[[ Exercise data open ]]

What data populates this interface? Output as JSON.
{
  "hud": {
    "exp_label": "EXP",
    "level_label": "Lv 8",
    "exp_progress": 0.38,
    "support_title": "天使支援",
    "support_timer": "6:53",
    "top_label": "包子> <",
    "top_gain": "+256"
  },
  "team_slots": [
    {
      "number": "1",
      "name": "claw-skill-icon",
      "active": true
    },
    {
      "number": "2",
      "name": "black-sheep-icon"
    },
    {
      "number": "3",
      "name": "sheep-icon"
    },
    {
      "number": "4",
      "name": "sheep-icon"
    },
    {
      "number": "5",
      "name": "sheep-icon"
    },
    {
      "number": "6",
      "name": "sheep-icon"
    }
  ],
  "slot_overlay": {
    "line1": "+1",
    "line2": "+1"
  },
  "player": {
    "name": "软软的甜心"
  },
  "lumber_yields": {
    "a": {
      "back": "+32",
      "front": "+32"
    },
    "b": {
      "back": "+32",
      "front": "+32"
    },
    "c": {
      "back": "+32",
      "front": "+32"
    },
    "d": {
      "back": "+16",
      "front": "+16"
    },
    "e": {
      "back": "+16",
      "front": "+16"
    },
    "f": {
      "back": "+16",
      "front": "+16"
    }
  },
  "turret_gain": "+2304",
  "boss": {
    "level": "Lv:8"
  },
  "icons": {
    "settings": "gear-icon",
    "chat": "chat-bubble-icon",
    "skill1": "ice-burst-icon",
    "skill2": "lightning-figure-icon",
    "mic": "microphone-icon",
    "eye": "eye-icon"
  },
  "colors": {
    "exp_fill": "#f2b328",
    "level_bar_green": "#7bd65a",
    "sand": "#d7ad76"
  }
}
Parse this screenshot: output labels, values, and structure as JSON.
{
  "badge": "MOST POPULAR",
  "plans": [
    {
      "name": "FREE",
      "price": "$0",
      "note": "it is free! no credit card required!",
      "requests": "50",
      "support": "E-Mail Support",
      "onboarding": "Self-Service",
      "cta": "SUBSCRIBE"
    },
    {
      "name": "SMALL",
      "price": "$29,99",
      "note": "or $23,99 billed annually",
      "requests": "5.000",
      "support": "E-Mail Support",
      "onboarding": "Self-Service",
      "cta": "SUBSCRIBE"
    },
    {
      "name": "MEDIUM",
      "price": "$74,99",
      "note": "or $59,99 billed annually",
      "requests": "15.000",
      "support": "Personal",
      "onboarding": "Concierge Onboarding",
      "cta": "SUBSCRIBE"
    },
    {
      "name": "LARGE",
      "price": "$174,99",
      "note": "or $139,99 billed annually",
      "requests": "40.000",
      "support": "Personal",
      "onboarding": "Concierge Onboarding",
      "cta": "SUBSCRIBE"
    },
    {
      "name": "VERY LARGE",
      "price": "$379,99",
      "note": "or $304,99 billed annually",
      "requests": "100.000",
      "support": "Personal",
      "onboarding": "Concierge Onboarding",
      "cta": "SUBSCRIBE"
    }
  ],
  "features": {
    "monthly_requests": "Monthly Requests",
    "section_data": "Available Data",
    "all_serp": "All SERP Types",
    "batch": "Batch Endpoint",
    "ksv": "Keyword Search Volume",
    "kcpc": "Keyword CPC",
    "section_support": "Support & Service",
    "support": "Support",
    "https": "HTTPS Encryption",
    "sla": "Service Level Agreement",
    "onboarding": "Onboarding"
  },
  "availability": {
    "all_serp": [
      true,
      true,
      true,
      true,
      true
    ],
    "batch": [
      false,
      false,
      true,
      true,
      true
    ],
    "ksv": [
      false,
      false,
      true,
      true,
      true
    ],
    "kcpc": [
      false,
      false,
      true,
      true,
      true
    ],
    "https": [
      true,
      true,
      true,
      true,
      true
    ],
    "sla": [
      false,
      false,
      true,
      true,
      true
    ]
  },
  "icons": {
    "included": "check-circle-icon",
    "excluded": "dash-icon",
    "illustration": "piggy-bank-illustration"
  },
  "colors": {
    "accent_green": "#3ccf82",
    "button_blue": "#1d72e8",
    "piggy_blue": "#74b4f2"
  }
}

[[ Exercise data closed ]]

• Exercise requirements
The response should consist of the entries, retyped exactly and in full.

• Response to this task
What data populates this interface? Output as JSON.
{
  "hud": {
    "exp_label": "EXP",
    "level_label": "Lv 8",
    "exp_progress": 0.38,
    "support_title": "天使支援",
    "support_timer": "6:53",
    "top_label": "包子> <",
    "top_gain": "+256"
  },
  "team_slots": [
    {
      "number": "1",
      "name": "claw-skill-icon",
      "active": true
    },
    {
      "number": "2",
      "name": "black-sheep-icon"
    },
    {
      "number": "3",
      "name": "sheep-icon"
    },
    {
      "number": "4",
      "name": "sheep-icon"
    },
    {
      "number": "5",
      "name": "sheep-icon"
    },
    {
      "number": "6",
      "name": "sheep-icon"
    }
  ],
  "slot_overlay": {
    "line1": "+1",
    "line2": "+1"
  },
  "player": {
    "name": "软软的甜心"
  },
  "lumber_yields": {
    "a": {
      "back": "+32",
      "front": "+32"
    },
    "b": {
      "back": "+32",
      "front": "+32"
    },
    "c": {
      "back": "+32",
      "front": "+32"
    },
    "d": {
      "back": "+16",
      "front": "+16"
    },
    "e": {
      "back": "+16",
      "front": "+16"
    },
    "f": {
      "back": "+16",
      "front": "+16"
    }
  },
  "turret_gain": "+2304",
  "boss": {
    "level": "Lv:8"
  },
  "icons": {
    "settings": "gear-icon",
    "chat": "chat-bubble-icon",
    "skill1": "ice-burst-icon",
    "skill2": "lightning-figure-icon",
    "mic": "microphone-icon",
    "eye": "eye-icon"
  },
  "colors": {
    "exp_fill": "#f2b328",
    "level_bar_green": "#7bd65a",
    "sand": "#d7ad76"
  }
}
Parse this screenshot: output labels, values, and structure as JSON.
{
  "badge": "MOST POPULAR",
  "plans": [
    {
      "name": "FREE",
      "price": "$0",
      "note": "it is free! no credit card required!",
      "requests": "50",
      "support": "E-Mail Support",
      "onboarding": "Self-Service",
      "cta": "SUBSCRIBE"
    },
    {
      "name": "SMALL",
      "price": "$29,99",
      "note": "or $23,99 billed annually",
      "requests": "5.000",
      "support": "E-Mail Support",
      "onboarding": "Self-Service",
      "cta": "SUBSCRIBE"
    },
    {
      "name": "MEDIUM",
      "price": "$74,99",
      "note": "or $59,99 billed annually",
      "requests": "15.000",
      "support": "Personal",
      "onboarding": "Concierge Onboarding",
      "cta": "SUBSCRIBE"
    },
    {
      "name": "LARGE",
      "price": "$174,99",
      "note": "or $139,99 billed annually",
      "requests": "40.000",
      "support": "Personal",
      "onboarding": "Concierge Onboarding",
      "cta": "SUBSCRIBE"
    },
    {
      "name": "VERY LARGE",
      "price": "$379,99",
      "note": "or $304,99 billed annually",
      "requests": "100.000",
      "support": "Personal",
      "onboarding": "Concierge Onboarding",
      "cta": "SUBSCRIBE"
    }
  ],
  "features": {
    "monthly_requests": "Monthly Requests",
    "section_data": "Available Data",
    "all_serp": "All SERP Types",
    "batch": "Batch Endpoint",
    "ksv": "Keyword Search Volume",
    "kcpc": "Keyword CPC",
    "section_support": "Support & Service",
    "support": "Support",
    "https": "HTTPS Encryption",
    "sla": "Service Level Agreement",
    "onboarding": "Onboarding"
  },
  "availability": {
    "all_serp": [
      true,
      true,
      true,
      true,
      true
    ],
    "batch": [
      false,
      false,
      true,
      true,
      true
    ],
    "ksv": [
      false,
      false,
      true,
      true,
      true
    ],
    "kcpc": [
      false,
      false,
      true,
      true,
      true
    ],
    "https": [
      true,
      true,
      true,
      true,
      true
    ],
    "sla": [
      false,
      false,
      true,
      true,
      true
    ]
  },
  "icons": {
    "included": "check-circle-icon",
    "excluded": "dash-icon",
    "illustration": "piggy-bank-illustration"
  },
  "colors": {
    "accent_green": "#3ccf82",
    "button_blue": "#1d72e8",
    "piggy_blue": "#74b4f2"
  }
}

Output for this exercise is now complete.